◆ **WHAT NEEDS TO BE DONE**: Output all of the data exactly as it appears, but leave out any pictures it contains.

++++ RECORDS FOR THE TASK ++++

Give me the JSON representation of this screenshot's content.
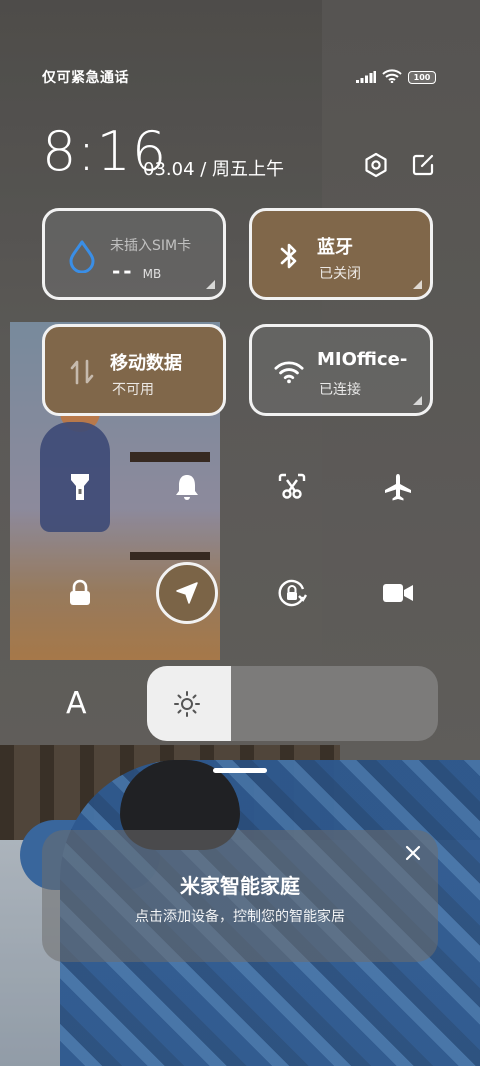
{
  "status_bar": {
    "carrier_text": "仅可紧急通话",
    "battery": "100"
  },
  "header": {
    "time": "8:16",
    "date": "03.04 / 周五上午"
  },
  "tiles": {
    "data": {
      "title": "未插入SIM卡",
      "value": "--",
      "unit": "MB"
    },
    "bluetooth": {
      "title": "蓝牙",
      "subtitle": "已关闭"
    },
    "mobile_data": {
      "title": "移动数据",
      "subtitle": "不可用"
    },
    "wifi": {
      "title": "MIOffice-",
      "subtitle": "已连接"
    }
  },
  "toggles": [
    {
      "icon": "flashlight-icon",
      "on": false
    },
    {
      "icon": "bell-icon",
      "on": false
    },
    {
      "icon": "screenshot-icon",
      "on": false
    },
    {
      "icon": "airplane-icon",
      "on": false
    },
    {
      "icon": "lock-icon",
      "on": false
    },
    {
      "icon": "location-icon",
      "on": true
    },
    {
      "icon": "rotation-lock-icon",
      "on": false
    },
    {
      "icon": "video-camera-icon",
      "on": false
    }
  ],
  "brightness": {
    "font_label": "A",
    "level": 0.29
  },
  "home_card": {
    "title": "米家智能家庭",
    "subtitle": "点击添加设备，控制您的智能家居"
  },
  "colors": {
    "active_tile": "#80674a",
    "inactive_tile": "#6e6e6e",
    "wifi_blue_drop": "#3a8ee6"
  }
}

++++

◆ **RESULT OF THE EXERCISE**:
Give me the JSON representation of this screenshot's content.
{
  "status_bar": {
    "carrier_text": "仅可紧急通话",
    "battery": "100"
  },
  "header": {
    "time": "8:16",
    "date": "03.04 / 周五上午"
  },
  "tiles": {
    "data": {
      "title": "未插入SIM卡",
      "value": "--",
      "unit": "MB"
    },
    "bluetooth": {
      "title": "蓝牙",
      "subtitle": "已关闭"
    },
    "mobile_data": {
      "title": "移动数据",
      "subtitle": "不可用"
    },
    "wifi": {
      "title": "MIOffice-",
      "subtitle": "已连接"
    }
  },
  "toggles": [
    {
      "icon": "flashlight-icon",
      "on": false
    },
    {
      "icon": "bell-icon",
      "on": false
    },
    {
      "icon": "screenshot-icon",
      "on": false
    },
    {
      "icon": "airplane-icon",
      "on": false
    },
    {
      "icon": "lock-icon",
      "on": false
    },
    {
      "icon": "location-icon",
      "on": true
    },
    {
      "icon": "rotation-lock-icon",
      "on": false
    },
    {
      "icon": "video-camera-icon",
      "on": false
    }
  ],
  "brightness": {
    "font_label": "A",
    "level": 0.29
  },
  "home_card": {
    "title": "米家智能家庭",
    "subtitle": "点击添加设备，控制您的智能家居"
  },
  "colors": {
    "active_tile": "#80674a",
    "inactive_tile": "#6e6e6e",
    "wifi_blue_drop": "#3a8ee6"
  }
}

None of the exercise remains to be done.